Two developments in the early 1970s ushered in the dawn age for personal computing:
Ai Electronics is one of many little known non-US developers of early personal computers. The Ai's ABC series are a good example of the high quality of work that was done outside the US. The ABC machines had advanced hardware design, were built to a high standard and had a very extensive software library.
There is very little information available about these machines in the English language internet and this site seeks to gather and preserve what may be found, to accompany DoPECC's two machines from the ABC series.
The original software environment for these ABC machines is missing. Anyone with any information or any items of original Ai software is urged to make contact with DoPECC.
NCR was an early entrant into the postwar computer and data processing business. The combination of prewar business that understood the electromechanical cash register market and wartime technology transfer led NCR to early success in business data processing.
During the 1960s NCR developed a number of computers that fit with DoPECC's interests, in particular the machines based on the 605 small-scale IC processor.
DoPECC has acquired an NCR 725 which is a nice example of an early 1970s computer and is based on the 605 processor.

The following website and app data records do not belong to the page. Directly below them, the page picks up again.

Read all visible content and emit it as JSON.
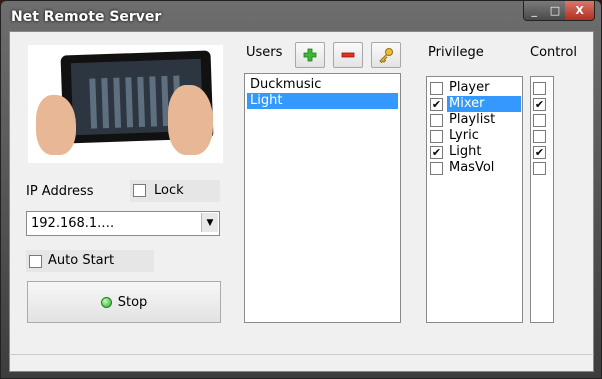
{
  "window": {
    "title": "Net Remote Server",
    "minimize": "_",
    "maximize": "□",
    "close": "X"
  },
  "ip": {
    "label": "IP Address",
    "value": "192.168.1.…"
  },
  "lock": {
    "label": "Lock",
    "checked": false
  },
  "auto_start": {
    "label": "Auto Start",
    "checked": false
  },
  "stop_button": {
    "label": "Stop",
    "status_color": "#2da82a"
  },
  "users": {
    "label": "Users",
    "add_icon": "plus-icon",
    "remove_icon": "minus-icon",
    "key_icon": "key-icon",
    "items": [
      {
        "name": "Duckmusic",
        "selected": false
      },
      {
        "name": "Light",
        "selected": true
      }
    ]
  },
  "privilege": {
    "label": "Privilege",
    "items": [
      {
        "name": "Player",
        "checked": false,
        "selected": false
      },
      {
        "name": "Mixer",
        "checked": true,
        "selected": true
      },
      {
        "name": "Playlist",
        "checked": false,
        "selected": false
      },
      {
        "name": "Lyric",
        "checked": false,
        "selected": false
      },
      {
        "name": "Light",
        "checked": true,
        "selected": false
      },
      {
        "name": "MasVol",
        "checked": false,
        "selected": false
      }
    ]
  },
  "control": {
    "label": "Control",
    "checks": [
      false,
      true,
      false,
      false,
      true,
      false
    ]
  },
  "colors": {
    "selection": "#3399ff",
    "client_bg": "#f0f0f0"
  }
}
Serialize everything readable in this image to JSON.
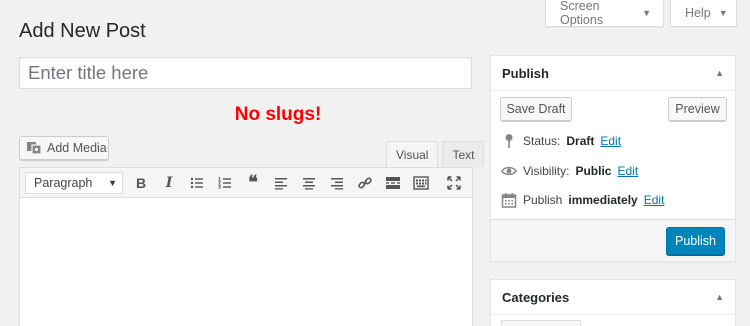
{
  "screen_meta": {
    "screen_options": "Screen Options",
    "help": "Help"
  },
  "page": {
    "title": "Add New Post"
  },
  "title_field": {
    "placeholder": "Enter title here",
    "value": ""
  },
  "notice": {
    "text": "No slugs!",
    "color": "#ff0000"
  },
  "editor": {
    "add_media": "Add Media",
    "tabs": {
      "visual": "Visual",
      "text": "Text",
      "active": "visual"
    },
    "format": "Paragraph",
    "toolbar_icons": [
      "bold-icon",
      "italic-icon",
      "bulleted-list-icon",
      "numbered-list-icon",
      "blockquote-icon",
      "align-left-icon",
      "align-center-icon",
      "align-right-icon",
      "link-icon",
      "read-more-icon",
      "toolbar-toggle-icon",
      "fullscreen-icon"
    ]
  },
  "publish_box": {
    "title": "Publish",
    "save_draft": "Save Draft",
    "preview": "Preview",
    "status": {
      "label": "Status:",
      "value": "Draft",
      "edit": "Edit"
    },
    "visibility": {
      "label": "Visibility:",
      "value": "Public",
      "edit": "Edit"
    },
    "schedule": {
      "label": "Publish",
      "value": "immediately",
      "edit": "Edit"
    },
    "publish_button": "Publish"
  },
  "categories_box": {
    "title": "Categories"
  },
  "colors": {
    "primary": "#0085ba",
    "link": "#0073aa",
    "background": "#f1f1f1"
  }
}
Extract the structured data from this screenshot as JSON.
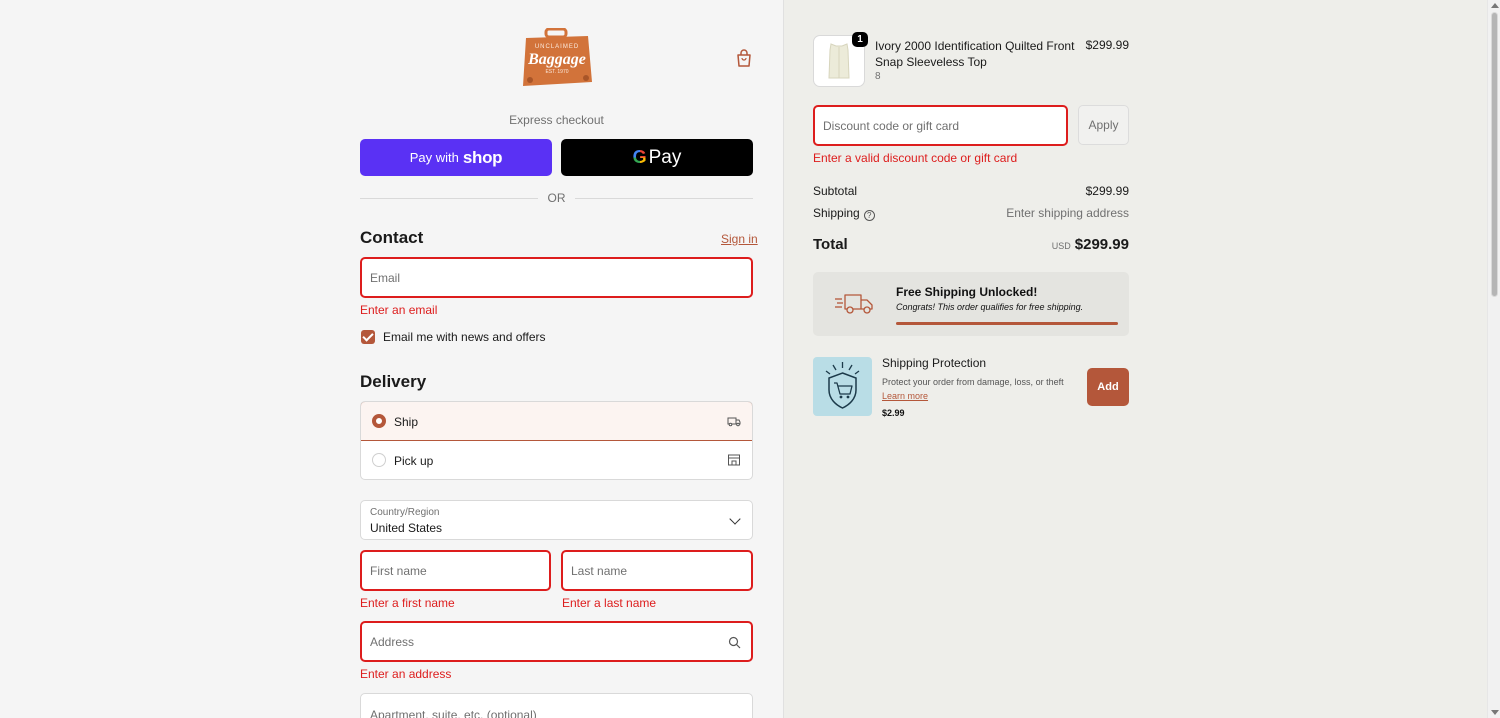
{
  "header": {
    "logo_top_text": "UNCLAIMED",
    "logo_main_text": "Baggage",
    "logo_est_text": "EST. 1970",
    "logo_color": "#d2733a",
    "cart_icon": "shopping-bag-icon"
  },
  "express": {
    "label": "Express checkout",
    "shop_pay_prefix": "Pay with",
    "shop_pay_brand": "shop",
    "gpay_g": "G",
    "gpay_label": "Pay",
    "or_label": "OR"
  },
  "contact": {
    "heading": "Contact",
    "sign_in": "Sign in",
    "email_placeholder": "Email",
    "email_error": "Enter an email",
    "newsletter_label": "Email me with news and offers",
    "newsletter_checked": true
  },
  "delivery": {
    "heading": "Delivery",
    "options": [
      {
        "label": "Ship",
        "selected": true,
        "icon": "truck-icon"
      },
      {
        "label": "Pick up",
        "selected": false,
        "icon": "store-icon"
      }
    ],
    "country_label": "Country/Region",
    "country_value": "United States",
    "first_name_placeholder": "First name",
    "first_name_error": "Enter a first name",
    "last_name_placeholder": "Last name",
    "last_name_error": "Enter a last name",
    "address_placeholder": "Address",
    "address_error": "Enter an address",
    "apartment_placeholder": "Apartment, suite, etc. (optional)"
  },
  "summary": {
    "item": {
      "quantity": "1",
      "name": "Ivory 2000 Identification Quilted Front Snap Sleeveless Top",
      "variant": "8",
      "price": "$299.99"
    },
    "discount_placeholder": "Discount code or gift card",
    "discount_error": "Enter a valid discount code or gift card",
    "apply_label": "Apply",
    "subtotal_label": "Subtotal",
    "subtotal_value": "$299.99",
    "shipping_label": "Shipping",
    "shipping_value": "Enter shipping address",
    "total_label": "Total",
    "total_currency": "USD",
    "total_value": "$299.99"
  },
  "free_shipping": {
    "title": "Free Shipping Unlocked!",
    "subtitle": "Congrats! This order qualifies for free shipping.",
    "progress": 1.0
  },
  "protection": {
    "title": "Shipping Protection",
    "description": "Protect your order from damage, loss, or theft",
    "learn_more": "Learn more",
    "price": "$2.99",
    "add_label": "Add"
  },
  "colors": {
    "accent": "#b4573a",
    "error": "#dd1d1d",
    "shop_pay": "#5a31f4"
  }
}
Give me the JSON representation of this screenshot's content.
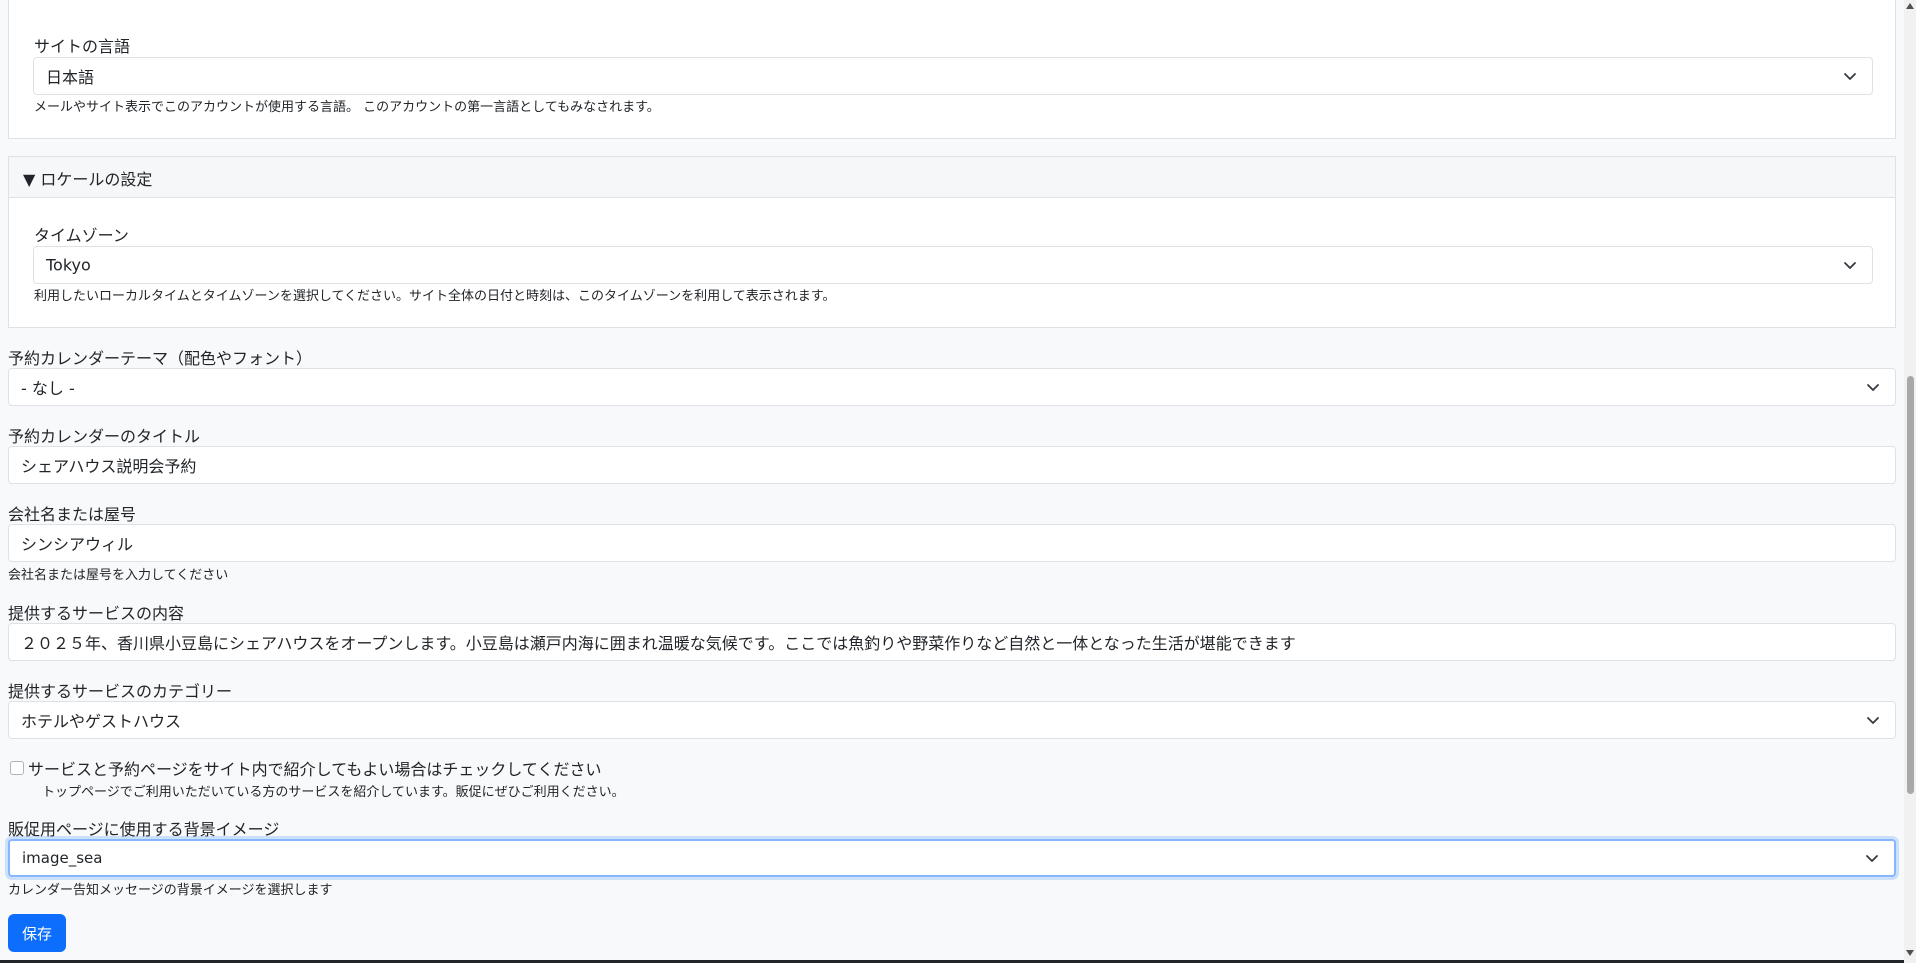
{
  "language_section": {
    "label": "サイトの言語",
    "value": "日本語",
    "help": "メールやサイト表示でこのアカウントが使用する言語。 このアカウントの第一言語としてもみなされます。"
  },
  "locale_section": {
    "legend": "▼ ロケールの設定",
    "timezone_label": "タイムゾーン",
    "timezone_value": "Tokyo",
    "timezone_help": "利用したいローカルタイムとタイムゾーンを選択してください。サイト全体の日付と時刻は、このタイムゾーンを利用して表示されます。"
  },
  "theme": {
    "label": "予約カレンダーテーマ（配色やフォント）",
    "value": "- なし -"
  },
  "calendar_title": {
    "label": "予約カレンダーのタイトル",
    "value": "シェアハウス説明会予約"
  },
  "company": {
    "label": "会社名または屋号",
    "value": "シンシアウィル",
    "help": "会社名または屋号を入力してください"
  },
  "service_content": {
    "label": "提供するサービスの内容",
    "value": "２０２５年、香川県小豆島にシェアハウスをオープンします。小豆島は瀬戸内海に囲まれ温暖な気候です。ここでは魚釣りや野菜作りなど自然と一体となった生活が堪能できます"
  },
  "service_category": {
    "label": "提供するサービスのカテゴリー",
    "value": "ホテルやゲストハウス"
  },
  "introduce": {
    "label": "サービスと予約ページをサイト内で紹介してもよい場合はチェックしてください",
    "help": "トップページでご利用いただいている方のサービスを紹介しています。販促にぜひご利用ください。",
    "checked": false
  },
  "background_image": {
    "label": "販促用ページに使用する背景イメージ",
    "value": "image_sea",
    "help": "カレンダー告知メッセージの背景イメージを選択します"
  },
  "actions": {
    "save_label": "保存"
  }
}
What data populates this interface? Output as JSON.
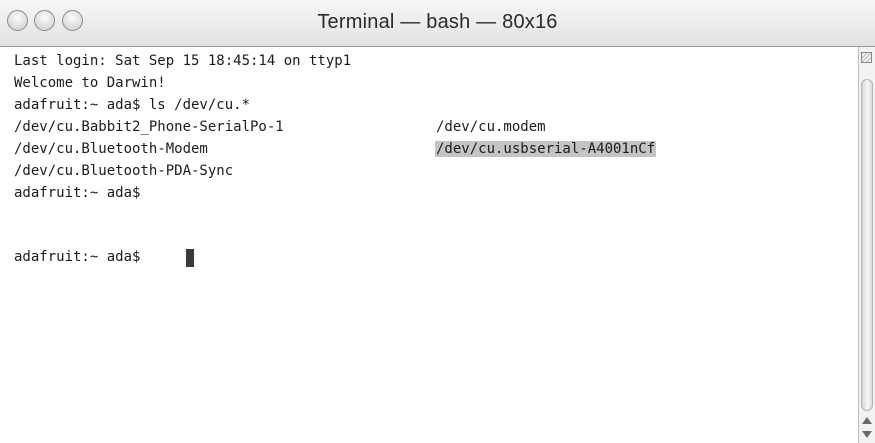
{
  "window": {
    "title": "Terminal — bash — 80x16"
  },
  "terminal": {
    "line1": "Last login: Sat Sep 15 18:45:14 on ttyp1",
    "line2": "Welcome to Darwin!",
    "line3": "adafruit:~ ada$ ls /dev/cu.*",
    "line4_col1": "/dev/cu.Babbit2_Phone-SerialPo-1",
    "line4_col2": "/dev/cu.modem",
    "line5_col1": "/dev/cu.Bluetooth-Modem",
    "line5_col2_selected": "/dev/cu.usbserial-A4001nCf",
    "line6": "/dev/cu.Bluetooth-PDA-Sync",
    "line7": "adafruit:~ ada$",
    "line9": "adafruit:~ ada$"
  },
  "colors": {
    "selection": "#c4c4c4",
    "text": "#1c1c1c",
    "background": "#ffffff"
  }
}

The 725 is therefore a good candidate for restoration and preservation.
The NCR 725 is presented here as a potential restoration project and DoPECC is currently searching for people who may be able to contribute information.
Monroe was a large and successful US mechanical calculator company and was able to recognise the significance of electronic logic and data processing as these technologies developed in the 1950s. Monroe's electronic calculators are described on this site.
Monroe also successfully developed small commercial computers, no doubt recognising that their mechanical calculator business was also under severe threat by computer technology.
The Monrobot XI was one of Monroe's small business computers. This was one of the first machines that the author had experience with and it has naturally left a considerable sense of nostalgia. Monrobot machines seem to have been lost and the author is unaware of any survivors of any model.
The author's own collection of documents are presented here, for general interest and for the particular interest of anyone who may still have an example of this machine.
DoPECC is keen to know of any further examples of hardware, software or technical data for Ai and Monrobot machines. If any readers have information they may send a message via the About link.